Materials provided:
- - - -

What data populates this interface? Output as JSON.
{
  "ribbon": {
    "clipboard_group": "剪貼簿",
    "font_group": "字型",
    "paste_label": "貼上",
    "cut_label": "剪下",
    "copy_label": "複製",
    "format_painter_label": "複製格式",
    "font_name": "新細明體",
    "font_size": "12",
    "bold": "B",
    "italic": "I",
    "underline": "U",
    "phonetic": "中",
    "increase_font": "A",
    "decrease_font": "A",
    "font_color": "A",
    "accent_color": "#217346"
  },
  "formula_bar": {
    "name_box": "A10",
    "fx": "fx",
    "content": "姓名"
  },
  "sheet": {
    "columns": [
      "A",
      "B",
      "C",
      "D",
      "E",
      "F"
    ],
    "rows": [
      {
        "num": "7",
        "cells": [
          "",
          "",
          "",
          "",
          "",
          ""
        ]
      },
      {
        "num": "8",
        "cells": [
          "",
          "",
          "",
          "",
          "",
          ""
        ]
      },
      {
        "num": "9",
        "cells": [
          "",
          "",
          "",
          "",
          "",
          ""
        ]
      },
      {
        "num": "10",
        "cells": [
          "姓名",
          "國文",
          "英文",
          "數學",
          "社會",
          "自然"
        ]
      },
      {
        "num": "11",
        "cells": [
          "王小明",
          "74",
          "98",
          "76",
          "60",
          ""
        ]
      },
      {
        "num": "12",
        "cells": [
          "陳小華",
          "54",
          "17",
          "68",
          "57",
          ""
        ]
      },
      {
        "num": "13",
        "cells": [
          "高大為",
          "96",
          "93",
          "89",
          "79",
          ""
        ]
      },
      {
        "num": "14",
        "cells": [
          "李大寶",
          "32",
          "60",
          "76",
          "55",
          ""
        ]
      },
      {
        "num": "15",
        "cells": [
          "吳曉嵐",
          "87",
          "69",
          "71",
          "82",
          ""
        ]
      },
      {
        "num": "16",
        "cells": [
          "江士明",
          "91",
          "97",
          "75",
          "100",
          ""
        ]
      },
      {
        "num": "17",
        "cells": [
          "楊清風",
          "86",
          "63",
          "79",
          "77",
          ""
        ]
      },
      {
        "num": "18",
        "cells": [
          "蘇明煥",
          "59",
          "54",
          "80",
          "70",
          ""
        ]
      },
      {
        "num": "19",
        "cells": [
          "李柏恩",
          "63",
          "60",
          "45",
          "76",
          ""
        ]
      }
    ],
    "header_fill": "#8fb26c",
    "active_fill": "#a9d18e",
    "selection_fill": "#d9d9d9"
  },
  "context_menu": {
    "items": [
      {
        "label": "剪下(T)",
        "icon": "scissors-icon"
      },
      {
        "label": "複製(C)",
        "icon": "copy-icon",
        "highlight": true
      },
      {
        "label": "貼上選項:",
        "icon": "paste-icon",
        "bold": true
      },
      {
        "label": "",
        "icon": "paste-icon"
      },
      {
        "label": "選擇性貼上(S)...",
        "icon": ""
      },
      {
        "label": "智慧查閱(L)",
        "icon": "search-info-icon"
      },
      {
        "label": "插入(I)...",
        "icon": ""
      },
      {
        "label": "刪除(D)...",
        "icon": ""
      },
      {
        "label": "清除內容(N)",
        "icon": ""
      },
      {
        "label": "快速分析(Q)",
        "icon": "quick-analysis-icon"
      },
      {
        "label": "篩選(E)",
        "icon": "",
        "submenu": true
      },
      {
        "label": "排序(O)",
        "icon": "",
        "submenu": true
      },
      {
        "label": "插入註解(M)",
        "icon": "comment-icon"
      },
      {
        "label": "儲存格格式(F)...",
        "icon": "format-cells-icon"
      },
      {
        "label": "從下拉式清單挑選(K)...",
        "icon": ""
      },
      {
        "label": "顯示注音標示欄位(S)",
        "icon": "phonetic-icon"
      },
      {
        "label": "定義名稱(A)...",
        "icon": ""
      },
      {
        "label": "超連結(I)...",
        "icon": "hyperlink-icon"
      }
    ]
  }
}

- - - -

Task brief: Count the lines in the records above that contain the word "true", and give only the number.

Your response: 4